"You gain strength, courage, and confidence by every experience in which you really stop to look fear in the face. You must do the thing which you think you cannot do," Eleanor Roosevelt reminds us,  and Robert Frost says,"The best way out is always through." When we stop and look fear in the face, and still walk through it, doing the things we think we cannot, we step into new levels of faith and glimpse new horizons of the beauty of true living.

As some of you know, I'm getting ready to begin a new project that I hope crowdfunding can help with. For me, this is stepping out of the boat. This is stopping to look fear in the face, and not allowing what other people to think get in the way of what I know I must do, for my own soul's sake, and to be authentic to who I am.

I've thought a lot about it, done the math a hundred different ways, and think I finally, finally have it narrowed down to three ideas for how to go about what I'm looking to do. All include an element of travel, which for me, is the part that involves getting up courage and facing fears that I didn't always realize I had. All include an element of creativity, which is exciting but also has an element of fear, because part of me is tempted to cater instead of write what I must... and know that it will be great for those who it is meant for, even if I don't know who they all are at this point. Not only writing, but photography... I take risks with both of them, but for me, those risks take courage that I know I can and will muster, when the time comes. As a planner, I am thankful I can plan at least some of this adventure, even though much of it will be more free-form than my comfort zone prefers.

So, stay tuned for water-walking. Stepping out of the boat, even when there's a storm. Not just from me, but look around you. Who do you know that steps into the waves? Is it you? A loved one? A mentor? What are you learning from watching others in their life journeys, and from their courage?

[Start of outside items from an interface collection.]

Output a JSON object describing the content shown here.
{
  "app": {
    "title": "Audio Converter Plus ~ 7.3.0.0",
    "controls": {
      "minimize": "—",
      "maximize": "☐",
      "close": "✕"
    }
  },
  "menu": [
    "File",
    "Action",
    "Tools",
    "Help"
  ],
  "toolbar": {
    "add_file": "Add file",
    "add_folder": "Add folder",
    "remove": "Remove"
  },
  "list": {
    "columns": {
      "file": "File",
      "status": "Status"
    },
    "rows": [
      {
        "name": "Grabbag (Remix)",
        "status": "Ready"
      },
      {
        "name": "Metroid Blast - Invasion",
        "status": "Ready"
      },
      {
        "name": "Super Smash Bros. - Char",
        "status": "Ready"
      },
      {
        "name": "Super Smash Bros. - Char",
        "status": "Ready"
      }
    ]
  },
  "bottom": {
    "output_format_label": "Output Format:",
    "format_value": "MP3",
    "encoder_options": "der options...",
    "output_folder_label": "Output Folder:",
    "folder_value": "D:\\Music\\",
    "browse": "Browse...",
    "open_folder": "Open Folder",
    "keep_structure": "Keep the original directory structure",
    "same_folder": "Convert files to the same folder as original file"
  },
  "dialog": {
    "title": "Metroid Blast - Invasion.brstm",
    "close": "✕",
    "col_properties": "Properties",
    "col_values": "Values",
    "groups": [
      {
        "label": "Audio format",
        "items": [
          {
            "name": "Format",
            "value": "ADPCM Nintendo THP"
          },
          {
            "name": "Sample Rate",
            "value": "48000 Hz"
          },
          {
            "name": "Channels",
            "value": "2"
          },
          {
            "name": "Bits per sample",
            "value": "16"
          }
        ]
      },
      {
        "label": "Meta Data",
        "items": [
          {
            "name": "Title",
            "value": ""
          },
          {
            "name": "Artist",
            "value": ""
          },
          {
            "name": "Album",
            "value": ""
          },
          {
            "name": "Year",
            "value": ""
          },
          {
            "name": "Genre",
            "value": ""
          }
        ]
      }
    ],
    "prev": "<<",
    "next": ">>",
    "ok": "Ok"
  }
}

It's time to step out of the boat!

UPDATE 7/16/13-- I'm STEPPING out of the BOAT!! COME OVER and check out my FUNDRAISER! Journey to a Thousand Voices...